===== Provided records

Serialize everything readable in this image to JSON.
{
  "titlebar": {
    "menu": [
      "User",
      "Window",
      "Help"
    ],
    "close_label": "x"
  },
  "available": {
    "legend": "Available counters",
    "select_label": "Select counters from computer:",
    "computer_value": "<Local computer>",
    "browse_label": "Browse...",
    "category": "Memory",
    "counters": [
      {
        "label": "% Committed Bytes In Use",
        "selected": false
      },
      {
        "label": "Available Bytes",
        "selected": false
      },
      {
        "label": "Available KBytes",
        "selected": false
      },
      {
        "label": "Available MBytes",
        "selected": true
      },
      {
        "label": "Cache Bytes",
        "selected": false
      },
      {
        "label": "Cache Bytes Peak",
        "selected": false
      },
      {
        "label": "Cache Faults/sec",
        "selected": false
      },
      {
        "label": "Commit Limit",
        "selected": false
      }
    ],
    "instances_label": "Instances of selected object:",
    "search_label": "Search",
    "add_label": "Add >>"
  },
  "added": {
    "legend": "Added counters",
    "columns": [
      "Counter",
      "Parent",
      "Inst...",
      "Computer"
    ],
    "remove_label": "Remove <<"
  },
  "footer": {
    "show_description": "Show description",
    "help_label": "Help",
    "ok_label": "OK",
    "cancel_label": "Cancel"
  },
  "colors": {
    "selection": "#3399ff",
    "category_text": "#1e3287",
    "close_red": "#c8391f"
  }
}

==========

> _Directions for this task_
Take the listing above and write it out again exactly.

> _Result_
Serialize everything readable in this image to JSON.
{
  "titlebar": {
    "menu": [
      "User",
      "Window",
      "Help"
    ],
    "close_label": "x"
  },
  "available": {
    "legend": "Available counters",
    "select_label": "Select counters from computer:",
    "computer_value": "<Local computer>",
    "browse_label": "Browse...",
    "category": "Memory",
    "counters": [
      {
        "label": "% Committed Bytes In Use",
        "selected": false
      },
      {
        "label": "Available Bytes",
        "selected": false
      },
      {
        "label": "Available KBytes",
        "selected": false
      },
      {
        "label": "Available MBytes",
        "selected": true
      },
      {
        "label": "Cache Bytes",
        "selected": false
      },
      {
        "label": "Cache Bytes Peak",
        "selected": false
      },
      {
        "label": "Cache Faults/sec",
        "selected": false
      },
      {
        "label": "Commit Limit",
        "selected": false
      }
    ],
    "instances_label": "Instances of selected object:",
    "search_label": "Search",
    "add_label": "Add >>"
  },
  "added": {
    "legend": "Added counters",
    "columns": [
      "Counter",
      "Parent",
      "Inst...",
      "Computer"
    ],
    "remove_label": "Remove <<"
  },
  "footer": {
    "show_description": "Show description",
    "help_label": "Help",
    "ok_label": "OK",
    "cancel_label": "Cancel"
  },
  "colors": {
    "selection": "#3399ff",
    "category_text": "#1e3287",
    "close_red": "#c8391f"
  }
}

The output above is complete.